A few days ago, the fugitive Texas Democrats that fled their state to stop the passage of an election integrity bill were declaring victory. Though Gov. Greg Abbott had called a second special session, an activist judge in Austin declared that the Texas Constitution didn’t matter, creating a path for the Texas Democrats to return without fear of arrest to force their appearance.
Our quorum break shined a national spotlight on the TX voter suppression bill and pushed Congress closer to passing a federal voting rights act to override it. I’m confident they will.
— James Talarico (@jamestalarico) August 9, 2021
That dream of declaring victory was quickly shattered after the Texas Supreme Court ruled that arrests were allowed to take place to force a quorum.
Now, life is coming at the Texas Democrats fast as arrest warrants for all 52 of the fugitives have been signed. They will be delivered this morning and enforcement can begin. That means that in the span of just a few days, they went from thinking they were victorious to being right back where they started.
Life coming at this dude so fast… pic.twitter.com/eOcr5gPpFG
— Bonchie (@bonchieredstate) August 11, 2021

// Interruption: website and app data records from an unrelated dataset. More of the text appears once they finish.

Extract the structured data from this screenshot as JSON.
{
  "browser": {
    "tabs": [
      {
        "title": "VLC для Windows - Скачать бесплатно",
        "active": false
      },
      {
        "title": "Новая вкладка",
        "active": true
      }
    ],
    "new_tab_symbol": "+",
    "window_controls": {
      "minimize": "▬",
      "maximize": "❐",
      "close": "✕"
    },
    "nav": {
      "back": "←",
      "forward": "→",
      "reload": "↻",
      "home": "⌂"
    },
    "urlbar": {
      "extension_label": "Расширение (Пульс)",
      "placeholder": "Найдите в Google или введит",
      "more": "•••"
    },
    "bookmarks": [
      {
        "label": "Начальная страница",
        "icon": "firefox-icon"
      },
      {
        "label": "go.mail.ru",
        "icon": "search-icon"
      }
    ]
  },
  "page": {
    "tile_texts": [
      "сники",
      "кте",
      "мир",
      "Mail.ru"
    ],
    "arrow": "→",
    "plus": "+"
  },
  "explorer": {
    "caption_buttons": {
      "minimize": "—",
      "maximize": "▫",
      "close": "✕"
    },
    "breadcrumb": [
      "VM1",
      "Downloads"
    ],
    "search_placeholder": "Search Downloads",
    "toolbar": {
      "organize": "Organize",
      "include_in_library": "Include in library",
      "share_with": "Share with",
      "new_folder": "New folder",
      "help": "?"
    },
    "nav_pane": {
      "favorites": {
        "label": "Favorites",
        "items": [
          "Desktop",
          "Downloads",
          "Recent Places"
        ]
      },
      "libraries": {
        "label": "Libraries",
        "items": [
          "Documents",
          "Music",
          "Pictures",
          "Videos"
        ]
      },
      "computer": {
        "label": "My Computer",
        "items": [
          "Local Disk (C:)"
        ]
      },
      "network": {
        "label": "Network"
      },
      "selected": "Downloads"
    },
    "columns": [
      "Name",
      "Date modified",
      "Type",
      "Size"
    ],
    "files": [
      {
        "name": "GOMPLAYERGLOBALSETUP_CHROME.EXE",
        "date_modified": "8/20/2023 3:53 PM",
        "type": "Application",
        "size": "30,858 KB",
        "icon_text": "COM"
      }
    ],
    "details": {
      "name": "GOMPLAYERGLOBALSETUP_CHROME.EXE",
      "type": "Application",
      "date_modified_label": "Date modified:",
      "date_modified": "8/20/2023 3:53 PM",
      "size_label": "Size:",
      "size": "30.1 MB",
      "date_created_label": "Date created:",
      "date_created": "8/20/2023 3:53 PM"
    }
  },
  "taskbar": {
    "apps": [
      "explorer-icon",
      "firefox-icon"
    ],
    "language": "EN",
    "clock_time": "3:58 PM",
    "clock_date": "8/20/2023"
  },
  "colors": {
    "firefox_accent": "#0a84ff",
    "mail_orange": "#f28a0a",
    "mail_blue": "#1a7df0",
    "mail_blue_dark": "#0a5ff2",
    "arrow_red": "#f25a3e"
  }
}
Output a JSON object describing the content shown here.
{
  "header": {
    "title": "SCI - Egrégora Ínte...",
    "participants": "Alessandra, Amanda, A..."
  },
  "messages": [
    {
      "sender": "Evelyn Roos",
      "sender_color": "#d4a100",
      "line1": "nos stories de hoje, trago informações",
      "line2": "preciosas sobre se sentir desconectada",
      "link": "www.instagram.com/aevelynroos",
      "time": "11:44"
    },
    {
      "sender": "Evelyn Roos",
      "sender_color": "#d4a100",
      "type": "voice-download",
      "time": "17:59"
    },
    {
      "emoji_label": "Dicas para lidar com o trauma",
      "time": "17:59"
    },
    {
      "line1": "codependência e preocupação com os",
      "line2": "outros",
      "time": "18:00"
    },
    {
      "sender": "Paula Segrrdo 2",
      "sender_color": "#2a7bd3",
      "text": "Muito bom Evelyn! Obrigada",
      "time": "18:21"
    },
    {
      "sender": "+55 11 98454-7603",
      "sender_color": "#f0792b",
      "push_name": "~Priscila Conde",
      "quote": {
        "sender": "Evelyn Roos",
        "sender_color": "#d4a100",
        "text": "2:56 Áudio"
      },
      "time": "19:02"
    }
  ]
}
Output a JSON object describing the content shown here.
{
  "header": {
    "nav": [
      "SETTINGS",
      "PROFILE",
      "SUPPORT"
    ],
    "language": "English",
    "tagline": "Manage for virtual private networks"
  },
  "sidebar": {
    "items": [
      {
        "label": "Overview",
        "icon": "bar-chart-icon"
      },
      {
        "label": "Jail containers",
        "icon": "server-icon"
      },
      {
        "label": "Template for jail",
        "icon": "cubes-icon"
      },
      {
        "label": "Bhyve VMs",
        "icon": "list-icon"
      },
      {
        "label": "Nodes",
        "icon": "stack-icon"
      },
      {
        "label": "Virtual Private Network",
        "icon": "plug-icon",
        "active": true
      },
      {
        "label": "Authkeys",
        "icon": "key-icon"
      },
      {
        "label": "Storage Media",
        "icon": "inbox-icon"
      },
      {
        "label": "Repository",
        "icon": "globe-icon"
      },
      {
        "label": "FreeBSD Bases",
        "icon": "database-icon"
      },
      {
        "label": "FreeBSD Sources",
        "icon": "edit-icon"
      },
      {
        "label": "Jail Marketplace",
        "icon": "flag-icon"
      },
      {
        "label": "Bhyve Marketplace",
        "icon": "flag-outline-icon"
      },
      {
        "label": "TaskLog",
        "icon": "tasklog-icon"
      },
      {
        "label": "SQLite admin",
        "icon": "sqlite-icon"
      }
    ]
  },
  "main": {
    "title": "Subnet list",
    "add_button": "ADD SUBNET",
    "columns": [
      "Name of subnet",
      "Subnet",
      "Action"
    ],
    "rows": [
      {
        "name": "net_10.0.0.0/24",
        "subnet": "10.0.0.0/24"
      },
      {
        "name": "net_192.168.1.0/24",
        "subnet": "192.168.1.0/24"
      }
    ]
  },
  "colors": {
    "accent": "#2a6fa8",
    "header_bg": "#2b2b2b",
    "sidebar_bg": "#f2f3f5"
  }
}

It’s not just Talarico, though. While it’s hard to gauge how many Texas Democrats have returned home at this point (at least four have already shown up on the House floor), it seems plausible that enough are back in the state to force a quorum. Even if there aren’t at this time, the second special session and subsequent sessions will continue to make it untenable for those hiding out in Washington to stay there all the way until 2022. Further, with another ruling coming down that gave Abbott the power to defund the legislators who aren’t showing up, they can be drained financially in the process.
That’s a lot of pressure being applied at once and I expect more defectors. These people have families to support and see. They have mortgages. If the Texas Democrats in Washington start accepting money to pay for that stuff, they may run into some serious legal questions.
In short, I think it’s just a matter of time before enough fold, the quorum is provided, and Texas’ elections are protected by common-sense rules and regulations.